The Côte Chalonnaise abuts the southern reaches of the Côte de Beaune, and the vineyards in the north of the Côte Chalonnaise pick up right where the Côte de Beaune leaves off -- which is to say that the wines tend to be a bit rustic and, while they can be very good, there is a distinct difference in quality if we are to paint with a broad brush. Having said that, the prices don’t even approach those garnered by the more famous appellations to the north, so this is prime country for discovering Burgundian values.
There are Premier Cru vineyards in the Côte Chalonnaise, though no Grand Cru, and while the labeling regulations require that wines labeled as Premier Cru come from these designated vineyards, the truth is that here in the Côte Chalonnaise the designation Premier Cru is much more loosely applied.
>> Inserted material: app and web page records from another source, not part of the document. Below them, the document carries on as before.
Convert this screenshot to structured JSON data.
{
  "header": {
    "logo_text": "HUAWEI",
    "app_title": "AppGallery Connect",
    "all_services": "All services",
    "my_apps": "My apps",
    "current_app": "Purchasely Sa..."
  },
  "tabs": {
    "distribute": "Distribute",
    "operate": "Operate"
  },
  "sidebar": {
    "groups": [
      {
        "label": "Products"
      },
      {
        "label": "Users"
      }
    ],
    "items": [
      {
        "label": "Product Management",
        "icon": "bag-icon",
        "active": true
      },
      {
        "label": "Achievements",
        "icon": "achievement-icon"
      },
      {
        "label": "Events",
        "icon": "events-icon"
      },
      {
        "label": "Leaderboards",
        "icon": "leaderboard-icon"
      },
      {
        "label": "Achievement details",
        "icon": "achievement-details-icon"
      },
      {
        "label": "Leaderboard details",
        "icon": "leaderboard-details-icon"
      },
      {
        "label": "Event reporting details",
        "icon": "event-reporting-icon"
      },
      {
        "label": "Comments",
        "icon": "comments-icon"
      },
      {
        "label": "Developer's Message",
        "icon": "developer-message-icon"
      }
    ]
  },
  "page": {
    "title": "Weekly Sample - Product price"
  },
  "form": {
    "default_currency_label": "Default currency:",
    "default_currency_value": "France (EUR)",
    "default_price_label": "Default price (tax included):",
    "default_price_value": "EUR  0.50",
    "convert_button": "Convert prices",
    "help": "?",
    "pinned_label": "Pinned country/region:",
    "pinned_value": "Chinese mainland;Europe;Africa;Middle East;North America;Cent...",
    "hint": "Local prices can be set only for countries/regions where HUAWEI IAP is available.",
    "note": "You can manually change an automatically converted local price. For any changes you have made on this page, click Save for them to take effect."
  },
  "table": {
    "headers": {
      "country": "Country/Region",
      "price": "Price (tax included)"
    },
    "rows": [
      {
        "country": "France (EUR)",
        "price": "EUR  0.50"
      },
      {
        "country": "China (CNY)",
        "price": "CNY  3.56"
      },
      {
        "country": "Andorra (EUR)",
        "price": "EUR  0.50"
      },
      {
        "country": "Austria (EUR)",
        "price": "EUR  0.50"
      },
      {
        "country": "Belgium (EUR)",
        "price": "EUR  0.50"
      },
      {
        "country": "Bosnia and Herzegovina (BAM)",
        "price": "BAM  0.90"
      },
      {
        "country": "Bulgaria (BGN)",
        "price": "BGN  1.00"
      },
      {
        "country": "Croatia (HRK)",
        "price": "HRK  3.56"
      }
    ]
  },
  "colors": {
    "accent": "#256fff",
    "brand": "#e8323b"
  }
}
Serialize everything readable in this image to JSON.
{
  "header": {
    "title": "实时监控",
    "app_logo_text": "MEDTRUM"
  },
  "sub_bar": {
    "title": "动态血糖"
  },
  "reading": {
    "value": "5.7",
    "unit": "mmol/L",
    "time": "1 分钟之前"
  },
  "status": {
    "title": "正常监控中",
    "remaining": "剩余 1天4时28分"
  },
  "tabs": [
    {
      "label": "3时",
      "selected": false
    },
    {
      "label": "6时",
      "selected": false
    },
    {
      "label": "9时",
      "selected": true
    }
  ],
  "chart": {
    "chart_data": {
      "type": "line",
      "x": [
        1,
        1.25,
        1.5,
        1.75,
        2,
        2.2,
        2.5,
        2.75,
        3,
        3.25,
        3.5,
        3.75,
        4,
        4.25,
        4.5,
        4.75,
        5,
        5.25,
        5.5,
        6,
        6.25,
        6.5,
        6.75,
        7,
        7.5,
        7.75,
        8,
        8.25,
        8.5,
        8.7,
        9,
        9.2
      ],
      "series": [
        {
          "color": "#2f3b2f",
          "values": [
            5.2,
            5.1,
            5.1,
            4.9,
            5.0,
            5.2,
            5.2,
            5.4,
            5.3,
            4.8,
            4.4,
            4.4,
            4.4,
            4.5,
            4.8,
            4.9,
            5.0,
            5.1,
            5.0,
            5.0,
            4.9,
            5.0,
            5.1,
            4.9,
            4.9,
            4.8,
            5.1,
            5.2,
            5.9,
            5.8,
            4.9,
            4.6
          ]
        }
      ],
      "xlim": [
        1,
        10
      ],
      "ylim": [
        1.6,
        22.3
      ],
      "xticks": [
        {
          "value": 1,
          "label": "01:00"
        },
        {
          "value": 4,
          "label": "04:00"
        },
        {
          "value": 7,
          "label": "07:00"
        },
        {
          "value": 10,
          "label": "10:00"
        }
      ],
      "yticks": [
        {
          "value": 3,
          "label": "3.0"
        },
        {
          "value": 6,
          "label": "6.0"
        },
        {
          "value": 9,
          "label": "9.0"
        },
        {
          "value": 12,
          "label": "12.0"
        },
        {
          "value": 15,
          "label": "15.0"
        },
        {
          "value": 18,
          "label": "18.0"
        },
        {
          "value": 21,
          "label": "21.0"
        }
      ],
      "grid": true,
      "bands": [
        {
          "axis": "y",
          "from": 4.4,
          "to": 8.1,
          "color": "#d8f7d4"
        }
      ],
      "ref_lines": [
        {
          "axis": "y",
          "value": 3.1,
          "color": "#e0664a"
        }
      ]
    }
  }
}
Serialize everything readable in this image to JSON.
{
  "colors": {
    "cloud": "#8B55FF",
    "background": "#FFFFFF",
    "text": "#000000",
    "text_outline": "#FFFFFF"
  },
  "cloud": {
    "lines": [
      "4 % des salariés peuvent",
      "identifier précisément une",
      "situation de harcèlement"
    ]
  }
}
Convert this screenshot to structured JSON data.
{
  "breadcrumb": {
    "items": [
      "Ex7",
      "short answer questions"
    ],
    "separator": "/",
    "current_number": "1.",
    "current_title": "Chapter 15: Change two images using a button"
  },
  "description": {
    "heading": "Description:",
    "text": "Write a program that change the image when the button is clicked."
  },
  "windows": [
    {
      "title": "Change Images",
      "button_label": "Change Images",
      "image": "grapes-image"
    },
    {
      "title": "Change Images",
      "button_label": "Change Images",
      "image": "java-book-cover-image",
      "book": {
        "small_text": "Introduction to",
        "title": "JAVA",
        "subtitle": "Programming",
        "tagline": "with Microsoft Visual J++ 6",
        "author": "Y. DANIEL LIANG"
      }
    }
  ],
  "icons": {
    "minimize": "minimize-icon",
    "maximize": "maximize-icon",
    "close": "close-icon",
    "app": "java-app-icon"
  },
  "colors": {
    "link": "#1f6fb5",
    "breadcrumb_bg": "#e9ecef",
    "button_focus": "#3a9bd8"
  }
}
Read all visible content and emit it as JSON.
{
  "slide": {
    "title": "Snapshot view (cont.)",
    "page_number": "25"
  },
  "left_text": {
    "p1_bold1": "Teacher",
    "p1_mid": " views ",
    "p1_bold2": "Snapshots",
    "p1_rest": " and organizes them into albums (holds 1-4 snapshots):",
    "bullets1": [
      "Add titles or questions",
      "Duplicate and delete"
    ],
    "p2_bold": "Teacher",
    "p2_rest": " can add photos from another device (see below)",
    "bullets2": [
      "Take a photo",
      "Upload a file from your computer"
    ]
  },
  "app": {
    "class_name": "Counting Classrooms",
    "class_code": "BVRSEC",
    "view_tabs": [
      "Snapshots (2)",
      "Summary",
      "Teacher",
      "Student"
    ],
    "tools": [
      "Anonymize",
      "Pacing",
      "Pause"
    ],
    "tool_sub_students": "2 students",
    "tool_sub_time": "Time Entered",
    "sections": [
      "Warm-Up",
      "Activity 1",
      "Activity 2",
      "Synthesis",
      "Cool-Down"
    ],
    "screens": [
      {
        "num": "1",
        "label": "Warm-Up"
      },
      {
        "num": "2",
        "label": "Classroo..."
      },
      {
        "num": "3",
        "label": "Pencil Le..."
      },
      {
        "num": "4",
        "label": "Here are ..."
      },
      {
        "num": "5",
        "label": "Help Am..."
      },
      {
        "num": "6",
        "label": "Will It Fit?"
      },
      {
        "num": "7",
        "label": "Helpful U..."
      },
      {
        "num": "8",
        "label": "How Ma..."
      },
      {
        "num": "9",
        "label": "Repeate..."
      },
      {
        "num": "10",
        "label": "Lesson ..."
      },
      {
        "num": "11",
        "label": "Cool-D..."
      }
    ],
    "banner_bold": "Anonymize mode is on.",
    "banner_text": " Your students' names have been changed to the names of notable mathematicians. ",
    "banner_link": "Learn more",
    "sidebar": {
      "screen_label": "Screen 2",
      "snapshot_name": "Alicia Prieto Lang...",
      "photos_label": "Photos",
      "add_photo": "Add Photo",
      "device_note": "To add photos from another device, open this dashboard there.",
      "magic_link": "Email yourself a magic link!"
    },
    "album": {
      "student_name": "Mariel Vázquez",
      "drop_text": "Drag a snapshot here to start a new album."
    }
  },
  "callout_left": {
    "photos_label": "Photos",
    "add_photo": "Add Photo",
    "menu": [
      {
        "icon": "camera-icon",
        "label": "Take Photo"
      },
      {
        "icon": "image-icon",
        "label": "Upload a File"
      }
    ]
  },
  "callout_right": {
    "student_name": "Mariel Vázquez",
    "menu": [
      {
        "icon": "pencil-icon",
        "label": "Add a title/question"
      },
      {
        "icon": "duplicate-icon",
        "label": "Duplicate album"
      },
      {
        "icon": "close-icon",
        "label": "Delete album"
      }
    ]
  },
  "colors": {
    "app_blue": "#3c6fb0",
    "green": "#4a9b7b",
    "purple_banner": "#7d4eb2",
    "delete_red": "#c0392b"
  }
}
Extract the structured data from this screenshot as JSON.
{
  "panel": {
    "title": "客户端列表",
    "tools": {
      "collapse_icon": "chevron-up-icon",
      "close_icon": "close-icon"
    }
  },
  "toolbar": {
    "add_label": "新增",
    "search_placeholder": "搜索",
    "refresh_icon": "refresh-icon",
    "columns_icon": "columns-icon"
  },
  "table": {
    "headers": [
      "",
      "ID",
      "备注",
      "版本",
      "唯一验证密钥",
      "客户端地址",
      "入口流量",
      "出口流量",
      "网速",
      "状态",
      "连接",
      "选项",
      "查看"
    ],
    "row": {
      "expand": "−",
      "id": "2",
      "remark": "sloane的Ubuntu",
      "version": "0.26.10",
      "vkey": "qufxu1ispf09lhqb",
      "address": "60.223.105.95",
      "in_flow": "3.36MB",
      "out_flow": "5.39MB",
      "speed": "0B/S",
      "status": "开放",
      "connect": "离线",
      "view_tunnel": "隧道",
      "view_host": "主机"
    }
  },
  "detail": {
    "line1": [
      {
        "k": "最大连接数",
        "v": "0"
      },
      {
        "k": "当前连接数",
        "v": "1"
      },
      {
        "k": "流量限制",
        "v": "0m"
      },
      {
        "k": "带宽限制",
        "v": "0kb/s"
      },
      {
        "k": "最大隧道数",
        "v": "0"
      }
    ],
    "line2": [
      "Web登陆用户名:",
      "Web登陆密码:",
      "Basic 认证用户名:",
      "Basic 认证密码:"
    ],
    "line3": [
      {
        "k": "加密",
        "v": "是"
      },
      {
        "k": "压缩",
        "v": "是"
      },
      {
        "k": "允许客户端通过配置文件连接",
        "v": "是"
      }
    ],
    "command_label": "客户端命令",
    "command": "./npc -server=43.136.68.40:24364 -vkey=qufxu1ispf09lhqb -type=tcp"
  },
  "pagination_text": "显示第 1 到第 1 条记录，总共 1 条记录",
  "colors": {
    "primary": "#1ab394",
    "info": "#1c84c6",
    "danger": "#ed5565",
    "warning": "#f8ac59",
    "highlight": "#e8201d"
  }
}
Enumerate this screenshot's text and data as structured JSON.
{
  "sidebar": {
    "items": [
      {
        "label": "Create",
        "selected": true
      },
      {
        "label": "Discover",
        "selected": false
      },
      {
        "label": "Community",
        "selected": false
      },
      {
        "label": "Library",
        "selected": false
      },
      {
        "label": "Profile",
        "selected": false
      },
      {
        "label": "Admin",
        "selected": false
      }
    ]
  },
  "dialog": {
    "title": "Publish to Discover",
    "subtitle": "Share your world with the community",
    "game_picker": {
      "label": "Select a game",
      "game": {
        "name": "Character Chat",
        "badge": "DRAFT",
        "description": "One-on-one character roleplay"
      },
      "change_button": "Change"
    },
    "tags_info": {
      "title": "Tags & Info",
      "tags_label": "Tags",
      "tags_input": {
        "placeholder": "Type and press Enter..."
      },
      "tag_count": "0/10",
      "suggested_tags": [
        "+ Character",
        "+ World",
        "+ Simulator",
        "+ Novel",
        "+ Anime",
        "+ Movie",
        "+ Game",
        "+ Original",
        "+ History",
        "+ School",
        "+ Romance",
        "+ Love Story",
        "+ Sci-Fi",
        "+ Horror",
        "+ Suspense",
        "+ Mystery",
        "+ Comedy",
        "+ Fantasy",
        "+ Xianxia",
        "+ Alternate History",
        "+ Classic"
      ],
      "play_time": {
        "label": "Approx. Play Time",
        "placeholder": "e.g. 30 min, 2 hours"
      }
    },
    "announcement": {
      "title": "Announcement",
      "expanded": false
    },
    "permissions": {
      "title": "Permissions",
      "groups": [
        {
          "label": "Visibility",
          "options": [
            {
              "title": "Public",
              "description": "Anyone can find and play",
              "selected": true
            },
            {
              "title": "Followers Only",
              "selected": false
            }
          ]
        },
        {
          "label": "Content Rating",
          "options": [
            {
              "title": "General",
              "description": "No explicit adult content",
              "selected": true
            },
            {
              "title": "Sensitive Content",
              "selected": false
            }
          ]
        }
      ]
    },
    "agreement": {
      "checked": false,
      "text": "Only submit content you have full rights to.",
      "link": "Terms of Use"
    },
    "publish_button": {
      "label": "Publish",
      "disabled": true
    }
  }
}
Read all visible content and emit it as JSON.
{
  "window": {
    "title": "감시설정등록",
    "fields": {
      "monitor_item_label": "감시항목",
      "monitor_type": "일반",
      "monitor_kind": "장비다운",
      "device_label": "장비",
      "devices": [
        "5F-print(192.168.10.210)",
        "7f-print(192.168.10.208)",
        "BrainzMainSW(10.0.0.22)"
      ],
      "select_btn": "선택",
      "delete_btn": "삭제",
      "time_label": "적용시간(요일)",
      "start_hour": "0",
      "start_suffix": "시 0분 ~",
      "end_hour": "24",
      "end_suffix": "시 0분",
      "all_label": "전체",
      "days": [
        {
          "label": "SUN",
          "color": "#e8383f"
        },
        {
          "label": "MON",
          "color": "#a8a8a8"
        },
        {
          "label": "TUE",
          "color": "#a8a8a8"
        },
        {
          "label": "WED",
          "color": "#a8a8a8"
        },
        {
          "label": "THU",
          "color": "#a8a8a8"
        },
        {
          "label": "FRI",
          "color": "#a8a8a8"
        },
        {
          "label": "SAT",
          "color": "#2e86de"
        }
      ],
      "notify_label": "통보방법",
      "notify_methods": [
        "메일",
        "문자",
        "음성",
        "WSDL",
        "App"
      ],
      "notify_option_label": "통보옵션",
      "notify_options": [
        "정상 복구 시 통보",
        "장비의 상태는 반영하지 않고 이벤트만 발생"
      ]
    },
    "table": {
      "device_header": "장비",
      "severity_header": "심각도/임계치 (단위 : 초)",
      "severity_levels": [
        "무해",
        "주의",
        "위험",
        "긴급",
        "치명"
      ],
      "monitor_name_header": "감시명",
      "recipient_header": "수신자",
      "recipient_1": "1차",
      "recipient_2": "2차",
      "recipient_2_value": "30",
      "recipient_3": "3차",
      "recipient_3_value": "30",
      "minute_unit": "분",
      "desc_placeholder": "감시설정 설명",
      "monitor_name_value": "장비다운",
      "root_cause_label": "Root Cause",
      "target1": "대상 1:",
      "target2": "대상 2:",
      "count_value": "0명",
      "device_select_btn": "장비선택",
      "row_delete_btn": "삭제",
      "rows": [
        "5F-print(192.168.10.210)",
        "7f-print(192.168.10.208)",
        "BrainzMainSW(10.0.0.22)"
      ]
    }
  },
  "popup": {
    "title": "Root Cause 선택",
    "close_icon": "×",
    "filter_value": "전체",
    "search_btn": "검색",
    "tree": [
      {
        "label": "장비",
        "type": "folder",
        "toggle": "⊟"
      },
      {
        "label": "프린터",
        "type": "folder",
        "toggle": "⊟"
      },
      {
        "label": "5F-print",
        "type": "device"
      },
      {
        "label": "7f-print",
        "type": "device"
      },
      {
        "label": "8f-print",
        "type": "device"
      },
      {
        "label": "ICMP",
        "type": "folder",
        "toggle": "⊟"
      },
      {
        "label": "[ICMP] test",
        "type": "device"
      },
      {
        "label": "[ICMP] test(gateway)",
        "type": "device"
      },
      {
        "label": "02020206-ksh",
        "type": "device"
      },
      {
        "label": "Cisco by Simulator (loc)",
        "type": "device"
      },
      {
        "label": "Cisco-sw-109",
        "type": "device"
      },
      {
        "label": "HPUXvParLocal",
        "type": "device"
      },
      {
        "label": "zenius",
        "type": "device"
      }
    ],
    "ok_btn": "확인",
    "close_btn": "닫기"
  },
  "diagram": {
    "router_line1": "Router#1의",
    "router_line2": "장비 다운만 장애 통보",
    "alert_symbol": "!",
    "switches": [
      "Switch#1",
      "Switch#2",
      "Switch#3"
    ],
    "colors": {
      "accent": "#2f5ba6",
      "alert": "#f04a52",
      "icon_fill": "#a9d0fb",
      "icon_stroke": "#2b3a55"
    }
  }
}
In practice, virtually all wines from the region that have a minimum alcoholic strength of 11.5% can be labeled as Premier Cru.
The best villages in the Côte Chalonnaise include Rully, Mercurey, Givry and Montagny.
Map courtesy of Kobrand